▶ **What is expected**
Could you set down the records below exactly as they are, with no pictures?

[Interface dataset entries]
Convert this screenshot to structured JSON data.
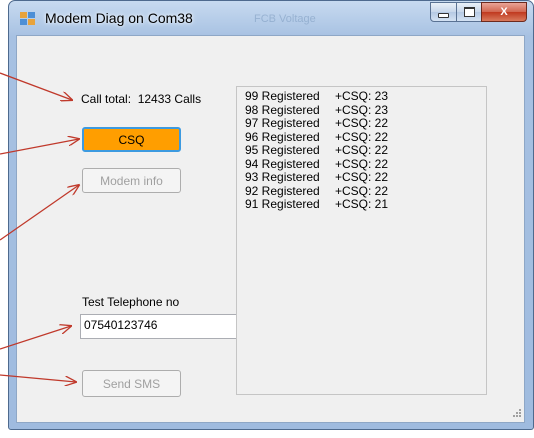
{
  "window": {
    "title": "Modem Diag on Com38",
    "background_title": "FCB Voltage",
    "controls": {
      "minimize": "minimize",
      "maximize": "maximize",
      "close": "X"
    }
  },
  "call_total": {
    "label": "Call total:",
    "value": "12433 Calls"
  },
  "buttons": {
    "csq": "CSQ",
    "modem_info": "Modem info",
    "send_sms": "Send SMS"
  },
  "telephone": {
    "label": "Test Telephone no",
    "value": "07540123746"
  },
  "log": [
    {
      "status": "99 Registered",
      "csq": "+CSQ: 23"
    },
    {
      "status": "98 Registered",
      "csq": "+CSQ: 23"
    },
    {
      "status": "97 Registered",
      "csq": "+CSQ: 22"
    },
    {
      "status": "96 Registered",
      "csq": "+CSQ: 22"
    },
    {
      "status": "95 Registered",
      "csq": "+CSQ: 22"
    },
    {
      "status": "94 Registered",
      "csq": "+CSQ: 22"
    },
    {
      "status": "93 Registered",
      "csq": "+CSQ: 22"
    },
    {
      "status": "92 Registered",
      "csq": "+CSQ: 22"
    },
    {
      "status": "91 Registered",
      "csq": "+CSQ: 21"
    }
  ],
  "colors": {
    "csq_button": "#ff9e00",
    "focus_border": "#3c9ae0",
    "annotation_arrow": "#c0392b"
  },
  "icons": [
    "app-icon",
    "minimize-icon",
    "maximize-icon",
    "close-icon",
    "size-grip-icon",
    "arrow-icon"
  ]
}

▶ **Response area**
Convert this screenshot to structured JSON data.
{
  "window": {
    "title": "Modem Diag on Com38",
    "background_title": "FCB Voltage",
    "controls": {
      "minimize": "minimize",
      "maximize": "maximize",
      "close": "X"
    }
  },
  "call_total": {
    "label": "Call total:",
    "value": "12433 Calls"
  },
  "buttons": {
    "csq": "CSQ",
    "modem_info": "Modem info",
    "send_sms": "Send SMS"
  },
  "telephone": {
    "label": "Test Telephone no",
    "value": "07540123746"
  },
  "log": [
    {
      "status": "99 Registered",
      "csq": "+CSQ: 23"
    },
    {
      "status": "98 Registered",
      "csq": "+CSQ: 23"
    },
    {
      "status": "97 Registered",
      "csq": "+CSQ: 22"
    },
    {
      "status": "96 Registered",
      "csq": "+CSQ: 22"
    },
    {
      "status": "95 Registered",
      "csq": "+CSQ: 22"
    },
    {
      "status": "94 Registered",
      "csq": "+CSQ: 22"
    },
    {
      "status": "93 Registered",
      "csq": "+CSQ: 22"
    },
    {
      "status": "92 Registered",
      "csq": "+CSQ: 22"
    },
    {
      "status": "91 Registered",
      "csq": "+CSQ: 21"
    }
  ],
  "colors": {
    "csq_button": "#ff9e00",
    "focus_border": "#3c9ae0",
    "annotation_arrow": "#c0392b"
  },
  "icons": [
    "app-icon",
    "minimize-icon",
    "maximize-icon",
    "close-icon",
    "size-grip-icon",
    "arrow-icon"
  ]
}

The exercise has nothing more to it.